Turn left onto Tioga Rd/Highway 120

Turn left into the Tuolumne Grove trailhead parking lot

From the Highway 140 entrance (Arch Rock):

Head northeast on Highway 140 toward Yosemite Valley

Turn left onto Big Oak Flat Rd

Turn right onto Highway 120 at Crane Flat

Turn left into the Tuolumne Grove trailhead parking lot

From Fresno/Wawona Rd/Highway 41:

Head north on Highway 41 toward Yosemite Valley

At the traffic circle, take the 2nd exit onto Wawona Rd

Continue straight onto Southside Dr

Turn left onto El Capitan Dr

Continue straight onto Northside Dr

Continue straight onto El Portal Rd

Turn right onto Big Oak Flat Rd

Turn right onto Highway 120 at Crane Flat

Turn left into the Tuolumne Grove trailhead parking lot

How do you get to Merced Grove of Giant Sequoias?

From the Highway 120 entrance

Continue straight on Highway 120

Turn right into the Merced Grove trailhead parking lot

From the Highway 140 entrance (Arch Rock):

Head northeast on Highway 140 toward Yosemite Valley

Turn left onto Big Oak Flat Rd

At Crane Flat, continue straight onto Highway 120

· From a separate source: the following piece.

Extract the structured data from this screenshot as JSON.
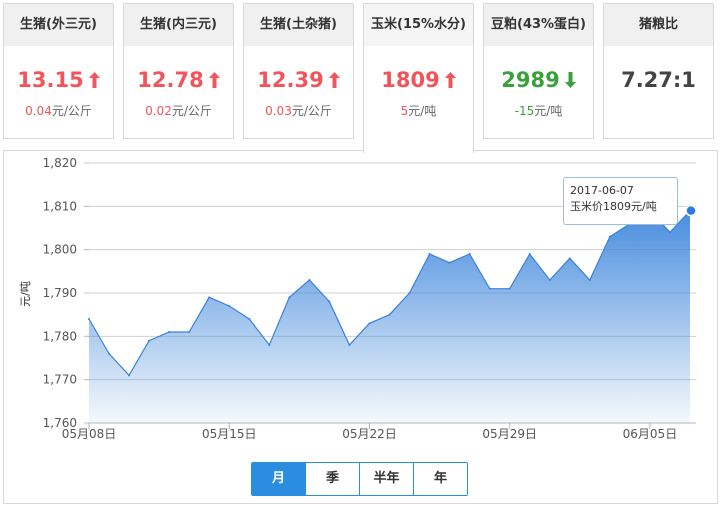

Turn left into the Merced Grove trailhead parking lot

From Fresno/Wawona Rd/Highway 41:

Head north on Highway 41 toward Yosemite Valley

At the traffic circle, take the 2nd exit onto Wawona Rd

Slight right onto Soutside Dr

Turn left onto El Capitan Dr

Continue straight onto Southside Dr

Turn left onto El Capitan Dr

Continue straight onto Northside Dr

Continue straight onto El Portal Rd

Turn right onto Big Oak Flat Rd

At Crane Flat, continue straight onto Highway 120

Turn left into the Merced Grove trailhead parking lot

How far are the Giant Sequoias from San Francisco?

From San Francisco to either the northern gate (Highway 120) or the southern entrance (Highway 140) is approximately a 4-5 hours by car or bus. Times can vary based on traffic and road conditions. There is no direct public transportation from San Francisco to Yosemite.

You can find more helpful information about Yosemite National Park in our BLOG.

Customer Reviews